The State Government has promised intervention year after year ever since the rivers first changed colour which was almost a decade ago, but neither the Government nor any civic bodies are attempting to improve the quality of life for these affected residents. Mere inclusion of the river in the National Water Monitoring Program to undertake tests and so called visits to the affected regions time and again will not help in addressing the predicament. Half-baked attempts by the Government will only end up biting the government in the foot. Ad hoc measures such as those extended by the Public Health Engineering Department in providing water connections which are at most times dry, especially in the winter months are pointless. These water tankers when available are also very limited in number in contrast to the density of residents in these affected regions.

It is high time that the State Government intervenes and begins to comprehensively investigate the change of colour of the two rivers and take the assistance of competent third parties and relevant experts including inputs from the affected residents to conduct a detailed scrutiny of the contamination of the water bodies. Initiatives undertaken by members of Borghat-Jaliakhola Aquatic Life Welfare Association (BJALWA) earlier this year through public education and shared activities whose mission is to reconnect tribal communities with the Myntdu river and to kindle action and dialogue for restoration efforts is commendable.
An assessment to identify the major point sources of contamination and to understand the short term, medium term and long term behaviour of these point sources should be undertaken. This will help in aiding environmental management of the affected regions. The State Government should also engage regular consultations with the concerned stakeholders especially those affected directly and indirectly so as to ensure optimum exchange of knowledge which will aid in accelerating corrective measures that could bring about an improvement in the environmental conditions. A comprehensive and detailed river water quality assessment should also be undertaken across the entire state so as to safeguard both public health and vulnerable water resources.

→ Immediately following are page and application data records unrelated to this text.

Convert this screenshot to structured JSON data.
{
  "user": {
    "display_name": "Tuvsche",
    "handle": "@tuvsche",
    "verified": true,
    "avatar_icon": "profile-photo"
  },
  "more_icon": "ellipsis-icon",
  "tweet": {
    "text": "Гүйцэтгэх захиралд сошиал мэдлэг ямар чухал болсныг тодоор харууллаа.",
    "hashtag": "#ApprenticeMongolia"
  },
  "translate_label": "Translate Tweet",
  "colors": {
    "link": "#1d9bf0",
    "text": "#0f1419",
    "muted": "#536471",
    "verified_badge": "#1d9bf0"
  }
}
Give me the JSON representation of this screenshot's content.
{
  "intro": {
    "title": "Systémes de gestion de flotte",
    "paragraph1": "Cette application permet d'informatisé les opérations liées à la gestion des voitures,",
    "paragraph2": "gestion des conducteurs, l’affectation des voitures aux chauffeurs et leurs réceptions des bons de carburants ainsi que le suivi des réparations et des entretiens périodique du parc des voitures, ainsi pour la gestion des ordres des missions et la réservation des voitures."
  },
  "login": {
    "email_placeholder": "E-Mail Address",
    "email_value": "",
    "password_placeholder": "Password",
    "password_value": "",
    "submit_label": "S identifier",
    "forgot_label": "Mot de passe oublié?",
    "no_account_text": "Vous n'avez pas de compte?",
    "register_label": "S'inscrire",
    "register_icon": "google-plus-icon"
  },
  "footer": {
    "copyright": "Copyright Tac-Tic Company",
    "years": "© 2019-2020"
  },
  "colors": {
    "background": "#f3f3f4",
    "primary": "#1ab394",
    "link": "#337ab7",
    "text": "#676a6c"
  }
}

The state government should also direct the cement companies to treat all the wastage before dumping it into the rivers. The State Government should direct the coal owners to undertake reclamation and sustainable closure of erstwhile coal mines and pits so as to restore the land either via backfilling, plantations, social forestry etc on the lines of coal mine reclamation practices undertaken by subsidiaries of Coal India Limited (CIL). In addition to the social responsibilities, cement companies should as a part of Corporate Social Responsibility (CSR) address the environmental concerns in their business operations so as to achieve a balance of economic, environmental and social imperatives. The cement companies should try to incorporate integrated sustainable development plans into their business strategies and operations with an equally strong commitment to social and environmental responsibility on the lines of the Cement Sustainability Initiative (CSI) which is an initiative of the World Business Council for Sustainable Development (WBCSD) as two cement companies from India are part of the initiative.

By Jonathan Donald Syiemlieh
Associate Fellow (Centre for Resource and Environmental Governance) , Green Growth and Resource Efficiency Division, The Energy and Resources Institute (TERI)

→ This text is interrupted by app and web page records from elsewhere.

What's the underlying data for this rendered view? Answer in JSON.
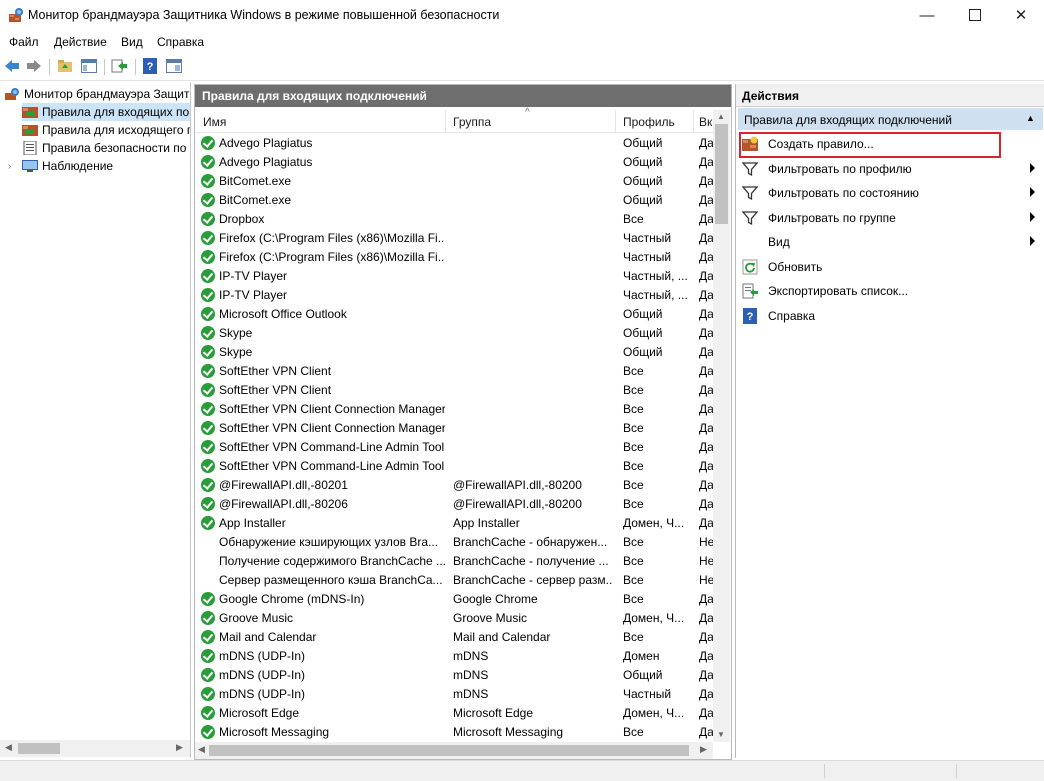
{
  "window": {
    "title": "Монитор брандмауэра Защитника Windows в режиме повышенной безопасности"
  },
  "menu": {
    "items": [
      "Файл",
      "Действие",
      "Вид",
      "Справка"
    ]
  },
  "tree": {
    "root": "Монитор брандмауэра Защит",
    "items": [
      "Правила для входящих по",
      "Правила для исходящего п",
      "Правила безопасности по",
      "Наблюдение"
    ]
  },
  "center": {
    "title": "Правила для входящих подключений",
    "columns": [
      "Имя",
      "Группа",
      "Профиль",
      "Вк"
    ],
    "rows": [
      {
        "name": "Advego Plagiatus",
        "group": "",
        "profile": "Общий",
        "enabled": "Да",
        "icon": "allow-icon"
      },
      {
        "name": "Advego Plagiatus",
        "group": "",
        "profile": "Общий",
        "enabled": "Да",
        "icon": "allow-icon"
      },
      {
        "name": "BitComet.exe",
        "group": "",
        "profile": "Общий",
        "enabled": "Да",
        "icon": "allow-icon"
      },
      {
        "name": "BitComet.exe",
        "group": "",
        "profile": "Общий",
        "enabled": "Да",
        "icon": "allow-icon"
      },
      {
        "name": "Dropbox",
        "group": "",
        "profile": "Все",
        "enabled": "Да",
        "icon": "allow-icon"
      },
      {
        "name": "Firefox (C:\\Program Files (x86)\\Mozilla Fi...",
        "group": "",
        "profile": "Частный",
        "enabled": "Да",
        "icon": "allow-icon"
      },
      {
        "name": "Firefox (C:\\Program Files (x86)\\Mozilla Fi...",
        "group": "",
        "profile": "Частный",
        "enabled": "Да",
        "icon": "allow-icon"
      },
      {
        "name": "IP-TV Player",
        "group": "",
        "profile": "Частный, ...",
        "enabled": "Да",
        "icon": "allow-icon"
      },
      {
        "name": "IP-TV Player",
        "group": "",
        "profile": "Частный, ...",
        "enabled": "Да",
        "icon": "allow-icon"
      },
      {
        "name": "Microsoft Office Outlook",
        "group": "",
        "profile": "Общий",
        "enabled": "Да",
        "icon": "allow-icon"
      },
      {
        "name": "Skype",
        "group": "",
        "profile": "Общий",
        "enabled": "Да",
        "icon": "allow-icon"
      },
      {
        "name": "Skype",
        "group": "",
        "profile": "Общий",
        "enabled": "Да",
        "icon": "allow-icon"
      },
      {
        "name": "SoftEther VPN Client",
        "group": "",
        "profile": "Все",
        "enabled": "Да",
        "icon": "allow-icon"
      },
      {
        "name": "SoftEther VPN Client",
        "group": "",
        "profile": "Все",
        "enabled": "Да",
        "icon": "allow-icon"
      },
      {
        "name": "SoftEther VPN Client Connection Manager",
        "group": "",
        "profile": "Все",
        "enabled": "Да",
        "icon": "allow-icon"
      },
      {
        "name": "SoftEther VPN Client Connection Manager",
        "group": "",
        "profile": "Все",
        "enabled": "Да",
        "icon": "allow-icon"
      },
      {
        "name": "SoftEther VPN Command-Line Admin Tool",
        "group": "",
        "profile": "Все",
        "enabled": "Да",
        "icon": "allow-icon"
      },
      {
        "name": "SoftEther VPN Command-Line Admin Tool",
        "group": "",
        "profile": "Все",
        "enabled": "Да",
        "icon": "allow-icon"
      },
      {
        "name": "@FirewallAPI.dll,-80201",
        "group": "@FirewallAPI.dll,-80200",
        "profile": "Все",
        "enabled": "Да",
        "icon": "allow-icon"
      },
      {
        "name": "@FirewallAPI.dll,-80206",
        "group": "@FirewallAPI.dll,-80200",
        "profile": "Все",
        "enabled": "Да",
        "icon": "allow-icon"
      },
      {
        "name": "App Installer",
        "group": "App Installer",
        "profile": "Домен, Ч...",
        "enabled": "Да",
        "icon": "allow-icon"
      },
      {
        "name": "Обнаружение кэширующих узлов Bra...",
        "group": "BranchCache - обнаружен...",
        "profile": "Все",
        "enabled": "Не",
        "icon": ""
      },
      {
        "name": "Получение содержимого BranchCache ...",
        "group": "BranchCache - получение ...",
        "profile": "Все",
        "enabled": "Не",
        "icon": ""
      },
      {
        "name": "Сервер размещенного кэша BranchCa...",
        "group": "BranchCache - сервер разм...",
        "profile": "Все",
        "enabled": "Не",
        "icon": ""
      },
      {
        "name": "Google Chrome (mDNS-In)",
        "group": "Google Chrome",
        "profile": "Все",
        "enabled": "Да",
        "icon": "allow-icon"
      },
      {
        "name": "Groove Music",
        "group": "Groove Music",
        "profile": "Домен, Ч...",
        "enabled": "Да",
        "icon": "allow-icon"
      },
      {
        "name": "Mail and Calendar",
        "group": "Mail and Calendar",
        "profile": "Все",
        "enabled": "Да",
        "icon": "allow-icon"
      },
      {
        "name": "mDNS (UDP-In)",
        "group": "mDNS",
        "profile": "Домен",
        "enabled": "Да",
        "icon": "allow-icon"
      },
      {
        "name": "mDNS (UDP-In)",
        "group": "mDNS",
        "profile": "Общий",
        "enabled": "Да",
        "icon": "allow-icon"
      },
      {
        "name": "mDNS (UDP-In)",
        "group": "mDNS",
        "profile": "Частный",
        "enabled": "Да",
        "icon": "allow-icon"
      },
      {
        "name": "Microsoft Edge",
        "group": "Microsoft Edge",
        "profile": "Домен, Ч...",
        "enabled": "Да",
        "icon": "allow-icon"
      },
      {
        "name": "Microsoft Messaging",
        "group": "Microsoft Messaging",
        "profile": "Все",
        "enabled": "Да",
        "icon": "allow-icon"
      }
    ]
  },
  "actions": {
    "title": "Действия",
    "section": "Правила для входящих подключений",
    "items": [
      {
        "label": "Создать правило...",
        "icon": "new-rule-icon",
        "submenu": false
      },
      {
        "label": "Фильтровать по профилю",
        "icon": "filter-icon",
        "submenu": true
      },
      {
        "label": "Фильтровать по состоянию",
        "icon": "filter-icon",
        "submenu": true
      },
      {
        "label": "Фильтровать по группе",
        "icon": "filter-icon",
        "submenu": true
      },
      {
        "label": "Вид",
        "icon": "",
        "submenu": true
      },
      {
        "label": "Обновить",
        "icon": "refresh-icon",
        "submenu": false
      },
      {
        "label": "Экспортировать список...",
        "icon": "export-icon",
        "submenu": false
      },
      {
        "label": "Справка",
        "icon": "help-icon",
        "submenu": false
      }
    ]
  },
  "colors": {
    "header_bg": "#6e6e6e",
    "selection": "#cfe0f1",
    "allow_green": "#2a9d3b",
    "highlight_red": "#d6232c"
  }
}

The writer may be contacted at (

Picture Courtesy: Wikimedia Commons